- _Your objective_: Keep only the lines of the listing that include the word "legend", and copy them.

- _Data provided_:
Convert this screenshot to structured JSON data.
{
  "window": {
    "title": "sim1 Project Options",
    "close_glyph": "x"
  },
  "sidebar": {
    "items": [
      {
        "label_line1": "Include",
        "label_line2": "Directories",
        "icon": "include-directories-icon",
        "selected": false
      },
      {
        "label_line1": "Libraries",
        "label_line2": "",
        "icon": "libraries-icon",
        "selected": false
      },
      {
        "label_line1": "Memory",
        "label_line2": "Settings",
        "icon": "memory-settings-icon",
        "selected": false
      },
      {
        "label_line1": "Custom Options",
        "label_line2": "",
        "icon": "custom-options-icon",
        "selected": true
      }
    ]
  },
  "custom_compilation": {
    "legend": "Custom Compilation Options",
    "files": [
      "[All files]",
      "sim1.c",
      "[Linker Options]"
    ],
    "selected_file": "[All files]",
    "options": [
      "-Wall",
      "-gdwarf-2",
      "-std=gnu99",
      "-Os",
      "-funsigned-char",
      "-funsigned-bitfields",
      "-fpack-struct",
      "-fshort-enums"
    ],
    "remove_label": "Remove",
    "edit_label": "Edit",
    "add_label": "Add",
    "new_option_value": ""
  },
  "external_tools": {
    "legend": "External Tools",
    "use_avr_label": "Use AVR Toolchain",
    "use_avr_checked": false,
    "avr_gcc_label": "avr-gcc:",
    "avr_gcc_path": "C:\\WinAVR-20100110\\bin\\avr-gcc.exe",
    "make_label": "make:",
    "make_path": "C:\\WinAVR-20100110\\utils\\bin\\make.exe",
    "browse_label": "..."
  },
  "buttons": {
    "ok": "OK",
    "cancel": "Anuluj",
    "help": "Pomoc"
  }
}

- _Answer space_:
    "legend": "Custom Compilation Options",
    "legend": "External Tools",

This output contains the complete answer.